» WHAT THE EXERCISE ASKS
Exact copy, pictures excluded: reproduce every record below.

** Opening RECORDED INFORMATION block **

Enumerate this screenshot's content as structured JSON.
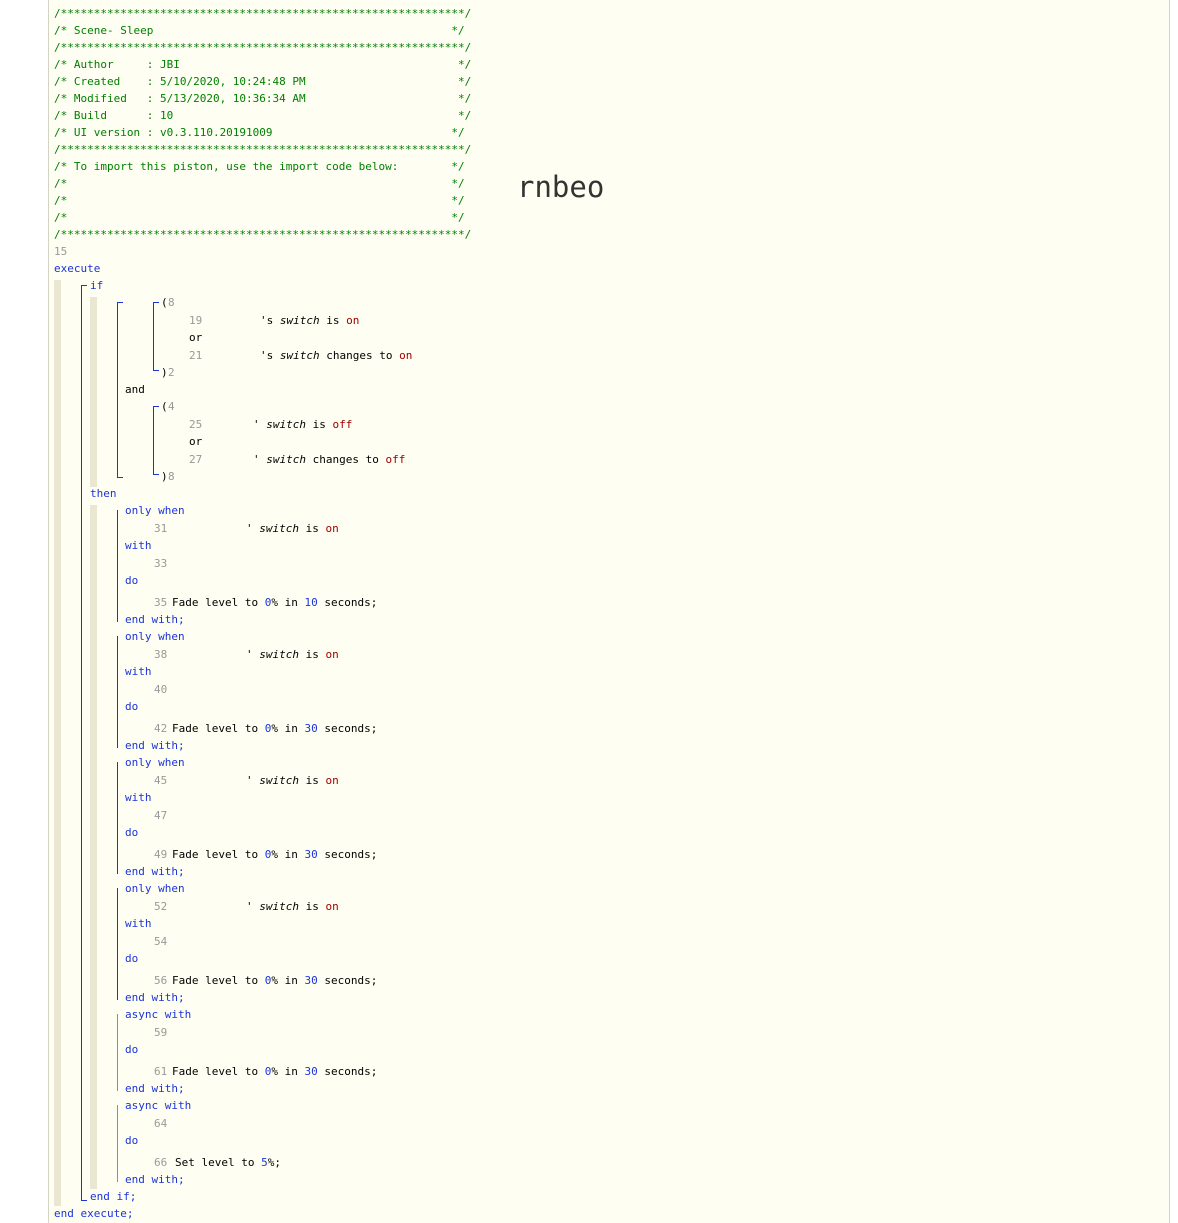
{
  "header": {
    "border": "/*************************************************************/",
    "title_line": "/* Scene- Sleep                                             */",
    "author_line": "/* Author     : JBI                                          */",
    "created_line": "/* Created    : 5/10/2020, 10:24:48 PM                       */",
    "modified_line": "/* Modified   : 5/13/2020, 10:36:34 AM                       */",
    "build_line": "/* Build      : 10                                           */",
    "ui_line": "/* UI version : v0.3.110.20191009                           */",
    "import_line": "/* To import this piston, use the import code below:        */",
    "empty_line": "/*                                                          */"
  },
  "overlay_text": "rnbeo",
  "line_numbers": {
    "l15": "15",
    "l18": "8",
    "l19": "19",
    "l21": "21",
    "l22": "2",
    "l24": "4",
    "l25": "25",
    "l27": "27",
    "l28": "8",
    "l31": "31",
    "l33": "33",
    "l35": "35",
    "l38": "38",
    "l40": "40",
    "l42": "42",
    "l45": "45",
    "l47": "47",
    "l49": "49",
    "l52": "52",
    "l54": "54",
    "l56": "56",
    "l59": "59",
    "l61": "61",
    "l64": "64",
    "l66": "66"
  },
  "keywords": {
    "execute": "execute",
    "if": "if",
    "open_paren": "(",
    "close_paren": ")",
    "or": "or",
    "and": "and",
    "then": "then",
    "only_when": "only when",
    "with": "with",
    "do": "do",
    "end_with": "end with;",
    "async_with": "async with",
    "end_if": "end if;",
    "end_execute": "end execute;"
  },
  "conditions": {
    "c19": {
      "prefix": "'s ",
      "attr": "switch",
      "op": " is ",
      "val": "on"
    },
    "c21": {
      "prefix": "'s ",
      "attr": "switch",
      "op": " changes to ",
      "val": "on"
    },
    "c25": {
      "prefix": "' ",
      "attr": "switch",
      "op": " is ",
      "val": "off"
    },
    "c27": {
      "prefix": "' ",
      "attr": "switch",
      "op": " changes to ",
      "val": "off"
    },
    "c31": {
      "prefix": "' ",
      "attr": "switch",
      "op": " is ",
      "val": "on"
    },
    "c38": {
      "prefix": "' ",
      "attr": "switch",
      "op": " is ",
      "val": "on"
    },
    "c45": {
      "prefix": "' ",
      "attr": "switch",
      "op": " is ",
      "val": "on"
    },
    "c52": {
      "prefix": "' ",
      "attr": "switch",
      "op": " is ",
      "val": "on"
    }
  },
  "actions": {
    "fade_prefix": "Fade level to ",
    "fade_value": "0",
    "percent": "%",
    "in": " in ",
    "seconds": " seconds;",
    "a35_dur": "10",
    "a42_dur": "30",
    "a49_dur": "30",
    "a56_dur": "30",
    "a61_dur": "30",
    "set_prefix": "Set level to ",
    "set_value": "5",
    "set_suffix": "%;"
  },
  "colors": {
    "comment": "#008000",
    "keyword": "#1b34d9",
    "value": "#a10000",
    "number": "#999999",
    "background": "#fefef2"
  }
}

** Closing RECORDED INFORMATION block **

» RESULT FOR THIS EXERCISE
Enumerate this screenshot's content as structured JSON.
{
  "header": {
    "border": "/*************************************************************/",
    "title_line": "/* Scene- Sleep                                             */",
    "author_line": "/* Author     : JBI                                          */",
    "created_line": "/* Created    : 5/10/2020, 10:24:48 PM                       */",
    "modified_line": "/* Modified   : 5/13/2020, 10:36:34 AM                       */",
    "build_line": "/* Build      : 10                                           */",
    "ui_line": "/* UI version : v0.3.110.20191009                           */",
    "import_line": "/* To import this piston, use the import code below:        */",
    "empty_line": "/*                                                          */"
  },
  "overlay_text": "rnbeo",
  "line_numbers": {
    "l15": "15",
    "l18": "8",
    "l19": "19",
    "l21": "21",
    "l22": "2",
    "l24": "4",
    "l25": "25",
    "l27": "27",
    "l28": "8",
    "l31": "31",
    "l33": "33",
    "l35": "35",
    "l38": "38",
    "l40": "40",
    "l42": "42",
    "l45": "45",
    "l47": "47",
    "l49": "49",
    "l52": "52",
    "l54": "54",
    "l56": "56",
    "l59": "59",
    "l61": "61",
    "l64": "64",
    "l66": "66"
  },
  "keywords": {
    "execute": "execute",
    "if": "if",
    "open_paren": "(",
    "close_paren": ")",
    "or": "or",
    "and": "and",
    "then": "then",
    "only_when": "only when",
    "with": "with",
    "do": "do",
    "end_with": "end with;",
    "async_with": "async with",
    "end_if": "end if;",
    "end_execute": "end execute;"
  },
  "conditions": {
    "c19": {
      "prefix": "'s ",
      "attr": "switch",
      "op": " is ",
      "val": "on"
    },
    "c21": {
      "prefix": "'s ",
      "attr": "switch",
      "op": " changes to ",
      "val": "on"
    },
    "c25": {
      "prefix": "' ",
      "attr": "switch",
      "op": " is ",
      "val": "off"
    },
    "c27": {
      "prefix": "' ",
      "attr": "switch",
      "op": " changes to ",
      "val": "off"
    },
    "c31": {
      "prefix": "' ",
      "attr": "switch",
      "op": " is ",
      "val": "on"
    },
    "c38": {
      "prefix": "' ",
      "attr": "switch",
      "op": " is ",
      "val": "on"
    },
    "c45": {
      "prefix": "' ",
      "attr": "switch",
      "op": " is ",
      "val": "on"
    },
    "c52": {
      "prefix": "' ",
      "attr": "switch",
      "op": " is ",
      "val": "on"
    }
  },
  "actions": {
    "fade_prefix": "Fade level to ",
    "fade_value": "0",
    "percent": "%",
    "in": " in ",
    "seconds": " seconds;",
    "a35_dur": "10",
    "a42_dur": "30",
    "a49_dur": "30",
    "a56_dur": "30",
    "a61_dur": "30",
    "set_prefix": "Set level to ",
    "set_value": "5",
    "set_suffix": "%;"
  },
  "colors": {
    "comment": "#008000",
    "keyword": "#1b34d9",
    "value": "#a10000",
    "number": "#999999",
    "background": "#fefef2"
  }
}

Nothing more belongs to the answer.